Seminar applicants can be at any career stage but must be teaching or anticipate teaching relevant courses at accredited institutions in North America, including colleges, universities, and community colleges. Applications must include: (1) a curriculum vitae; (2) a 1-2 page statement of the candidate’s interest in strengthening their background in the areas of material culture and the Holocaust (details below); (3) a letter of support from a dissertation advisor, departmental chair, or dean addressing the candidate’s qualifications and the institution’s commitment to Holocaust-related education; and (4) a draft syllabus with content relating to the seminar topic that the candidate has taught or anticipates teaching.
In your statement of interest, please specifically address:
- How the Seminar would augment or impact the course(s) you anticipate teaching;
- How the Seminar would help to meet your institution's needs and/or expand your institution’s curricular offerings;
- How your perspective, experiences, and/or disciplinary approach will enhance the Seminar discussions.
This Seminar aims to convene scholars from various career levels, disciplines, regional locations, academic institutions, and backgrounds. Participants must commit to attending the entire Seminar. After the conclusion of the Seminar, participants are expected to submit a preliminary version of a revised syllabus. The Seminar will include designated working sessions for participants to revise and expand their syllabi content.
Travel and Lodging
For non-local participants, the Mandel Center will cover the cost of (1) direct travel to and from the participant’s home institution and Washington, DC, and (2) lodging for the duration of the Seminar. All participants will be provided $250 to defray the cost of meals and incidentals.
COVID-19 Safety Measures
The health and safety of Museum guests and staff is always the Museum's top priority. The Museum takes all reasonable safety precautions but cannot guarantee the safety of any participant. Participants acknowledge that their risk of COVID-19 exposure may increase by participating in the program or by engaging in any other travel. By participating in the program, you voluntarily assume all risks related to COVID-19 exposure and release the Museum from any associated liability.
Per guidance from the Centers for Disease Control and Prevention (CDC), the Museum encourages all participants to stay up-to-date with COVID-19 vaccinations. The Museum’s safety measures are based on CDC COVID-19 Community Levels and will be adjusted to reflect any changes in the level. Prior to the program, the Museum will provide updates regarding the latest guidelines related to health and safety protocols. Participants agree to abide by all health and safety protocols required by the United States, the Museum, and/or the local jurisdiction rules applicable to the program.
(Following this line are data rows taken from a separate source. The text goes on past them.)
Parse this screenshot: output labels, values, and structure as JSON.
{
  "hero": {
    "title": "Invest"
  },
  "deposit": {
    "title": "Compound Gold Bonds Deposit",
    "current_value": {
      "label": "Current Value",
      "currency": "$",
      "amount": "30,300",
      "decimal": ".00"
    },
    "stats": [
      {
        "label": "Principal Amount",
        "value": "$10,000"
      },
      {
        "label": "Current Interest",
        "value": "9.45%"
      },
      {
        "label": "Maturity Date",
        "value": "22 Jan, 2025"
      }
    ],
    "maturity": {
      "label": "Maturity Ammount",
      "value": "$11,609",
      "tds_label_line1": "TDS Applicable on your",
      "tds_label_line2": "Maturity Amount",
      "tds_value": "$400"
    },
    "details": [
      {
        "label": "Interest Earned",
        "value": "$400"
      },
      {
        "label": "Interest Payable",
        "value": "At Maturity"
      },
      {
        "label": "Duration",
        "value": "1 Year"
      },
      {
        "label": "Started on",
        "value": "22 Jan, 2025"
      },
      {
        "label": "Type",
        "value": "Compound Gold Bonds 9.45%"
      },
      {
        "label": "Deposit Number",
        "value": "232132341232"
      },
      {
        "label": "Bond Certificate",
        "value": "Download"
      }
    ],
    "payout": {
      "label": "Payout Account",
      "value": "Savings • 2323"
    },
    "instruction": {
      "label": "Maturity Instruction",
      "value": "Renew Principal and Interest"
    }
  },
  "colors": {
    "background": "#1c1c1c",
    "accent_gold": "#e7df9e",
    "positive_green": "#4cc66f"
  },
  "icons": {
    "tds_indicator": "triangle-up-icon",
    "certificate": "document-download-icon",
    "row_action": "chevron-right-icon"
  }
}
Deadline Extended: Applications must be received in electronic form no later than October 28, 2022. The application form is available online. Letters of support may be uploaded electronically or sent directly to Dr. Katharine White at email@example.com.
Admission will be determined without regard to race, color, religion, sex, gender (sexual orientation or gender identity), national origin, age, disability, genetic information, or reprisal. The Museum also prohibits any form of workplace discrimination or harassment.
This Seminar is endowed by Edward and David Hess in memory of their parents, Jack and Anita Hess, who believed passionately in the power of education to overcome racial and religious prejudice.